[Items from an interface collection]

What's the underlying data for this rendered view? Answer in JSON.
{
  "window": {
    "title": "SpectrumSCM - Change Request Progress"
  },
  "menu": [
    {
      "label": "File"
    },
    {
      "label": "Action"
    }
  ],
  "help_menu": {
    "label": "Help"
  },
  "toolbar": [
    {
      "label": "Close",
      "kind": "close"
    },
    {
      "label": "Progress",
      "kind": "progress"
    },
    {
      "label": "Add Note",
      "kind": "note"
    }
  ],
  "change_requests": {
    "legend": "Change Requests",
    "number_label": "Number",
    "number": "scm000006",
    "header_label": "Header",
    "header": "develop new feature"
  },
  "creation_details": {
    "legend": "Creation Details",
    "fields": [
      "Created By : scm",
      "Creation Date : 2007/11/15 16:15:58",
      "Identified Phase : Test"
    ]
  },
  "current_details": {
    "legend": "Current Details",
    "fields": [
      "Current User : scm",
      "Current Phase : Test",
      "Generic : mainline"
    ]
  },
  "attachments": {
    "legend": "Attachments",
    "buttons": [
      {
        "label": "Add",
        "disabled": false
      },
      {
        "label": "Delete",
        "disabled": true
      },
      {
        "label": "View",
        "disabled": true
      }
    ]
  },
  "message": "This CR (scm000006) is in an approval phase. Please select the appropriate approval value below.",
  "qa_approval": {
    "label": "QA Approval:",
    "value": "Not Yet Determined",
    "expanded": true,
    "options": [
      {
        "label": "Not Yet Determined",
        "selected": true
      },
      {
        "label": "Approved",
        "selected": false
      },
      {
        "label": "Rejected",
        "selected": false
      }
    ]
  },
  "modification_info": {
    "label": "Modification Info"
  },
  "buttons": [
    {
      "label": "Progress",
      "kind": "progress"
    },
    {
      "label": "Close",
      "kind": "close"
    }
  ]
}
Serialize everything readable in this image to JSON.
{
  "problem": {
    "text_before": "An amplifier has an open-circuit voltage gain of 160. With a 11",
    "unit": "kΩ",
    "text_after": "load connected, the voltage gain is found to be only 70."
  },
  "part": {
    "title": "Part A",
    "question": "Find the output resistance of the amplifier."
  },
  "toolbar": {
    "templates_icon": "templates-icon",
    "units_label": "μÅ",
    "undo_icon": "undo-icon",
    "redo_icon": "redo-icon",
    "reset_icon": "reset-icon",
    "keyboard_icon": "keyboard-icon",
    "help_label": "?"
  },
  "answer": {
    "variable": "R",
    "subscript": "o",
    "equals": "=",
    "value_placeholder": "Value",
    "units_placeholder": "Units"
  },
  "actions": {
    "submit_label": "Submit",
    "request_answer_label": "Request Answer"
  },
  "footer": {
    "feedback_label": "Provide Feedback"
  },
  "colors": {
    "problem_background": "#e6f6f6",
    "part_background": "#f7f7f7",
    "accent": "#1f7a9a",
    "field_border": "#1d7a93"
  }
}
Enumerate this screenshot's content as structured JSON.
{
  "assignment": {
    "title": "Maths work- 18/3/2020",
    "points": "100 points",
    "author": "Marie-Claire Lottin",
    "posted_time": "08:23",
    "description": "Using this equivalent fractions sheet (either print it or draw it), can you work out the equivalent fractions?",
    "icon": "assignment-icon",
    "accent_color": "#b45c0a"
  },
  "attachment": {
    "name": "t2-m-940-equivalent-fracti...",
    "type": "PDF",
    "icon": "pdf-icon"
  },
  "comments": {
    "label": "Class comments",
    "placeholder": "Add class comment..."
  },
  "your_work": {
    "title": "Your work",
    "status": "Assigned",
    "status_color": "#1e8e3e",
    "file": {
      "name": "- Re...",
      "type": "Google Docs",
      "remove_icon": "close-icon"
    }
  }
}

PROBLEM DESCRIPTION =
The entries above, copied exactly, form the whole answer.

EXERCISE RESPONSE =
What's the underlying data for this rendered view? Answer in JSON.
{
  "window": {
    "title": "SpectrumSCM - Change Request Progress"
  },
  "menu": [
    {
      "label": "File"
    },
    {
      "label": "Action"
    }
  ],
  "help_menu": {
    "label": "Help"
  },
  "toolbar": [
    {
      "label": "Close",
      "kind": "close"
    },
    {
      "label": "Progress",
      "kind": "progress"
    },
    {
      "label": "Add Note",
      "kind": "note"
    }
  ],
  "change_requests": {
    "legend": "Change Requests",
    "number_label": "Number",
    "number": "scm000006",
    "header_label": "Header",
    "header": "develop new feature"
  },
  "creation_details": {
    "legend": "Creation Details",
    "fields": [
      "Created By : scm",
      "Creation Date : 2007/11/15 16:15:58",
      "Identified Phase : Test"
    ]
  },
  "current_details": {
    "legend": "Current Details",
    "fields": [
      "Current User : scm",
      "Current Phase : Test",
      "Generic : mainline"
    ]
  },
  "attachments": {
    "legend": "Attachments",
    "buttons": [
      {
        "label": "Add",
        "disabled": false
      },
      {
        "label": "Delete",
        "disabled": true
      },
      {
        "label": "View",
        "disabled": true
      }
    ]
  },
  "message": "This CR (scm000006) is in an approval phase. Please select the appropriate approval value below.",
  "qa_approval": {
    "label": "QA Approval:",
    "value": "Not Yet Determined",
    "expanded": true,
    "options": [
      {
        "label": "Not Yet Determined",
        "selected": true
      },
      {
        "label": "Approved",
        "selected": false
      },
      {
        "label": "Rejected",
        "selected": false
      }
    ]
  },
  "modification_info": {
    "label": "Modification Info"
  },
  "buttons": [
    {
      "label": "Progress",
      "kind": "progress"
    },
    {
      "label": "Close",
      "kind": "close"
    }
  ]
}
Serialize everything readable in this image to JSON.
{
  "problem": {
    "text_before": "An amplifier has an open-circuit voltage gain of 160. With a 11",
    "unit": "kΩ",
    "text_after": "load connected, the voltage gain is found to be only 70."
  },
  "part": {
    "title": "Part A",
    "question": "Find the output resistance of the amplifier."
  },
  "toolbar": {
    "templates_icon": "templates-icon",
    "units_label": "μÅ",
    "undo_icon": "undo-icon",
    "redo_icon": "redo-icon",
    "reset_icon": "reset-icon",
    "keyboard_icon": "keyboard-icon",
    "help_label": "?"
  },
  "answer": {
    "variable": "R",
    "subscript": "o",
    "equals": "=",
    "value_placeholder": "Value",
    "units_placeholder": "Units"
  },
  "actions": {
    "submit_label": "Submit",
    "request_answer_label": "Request Answer"
  },
  "footer": {
    "feedback_label": "Provide Feedback"
  },
  "colors": {
    "problem_background": "#e6f6f6",
    "part_background": "#f7f7f7",
    "accent": "#1f7a9a",
    "field_border": "#1d7a93"
  }
}
Enumerate this screenshot's content as structured JSON.
{
  "assignment": {
    "title": "Maths work- 18/3/2020",
    "points": "100 points",
    "author": "Marie-Claire Lottin",
    "posted_time": "08:23",
    "description": "Using this equivalent fractions sheet (either print it or draw it), can you work out the equivalent fractions?",
    "icon": "assignment-icon",
    "accent_color": "#b45c0a"
  },
  "attachment": {
    "name": "t2-m-940-equivalent-fracti...",
    "type": "PDF",
    "icon": "pdf-icon"
  },
  "comments": {
    "label": "Class comments",
    "placeholder": "Add class comment..."
  },
  "your_work": {
    "title": "Your work",
    "status": "Assigned",
    "status_color": "#1e8e3e",
    "file": {
      "name": "- Re...",
      "type": "Google Docs",
      "remove_icon": "close-icon"
    }
  }
}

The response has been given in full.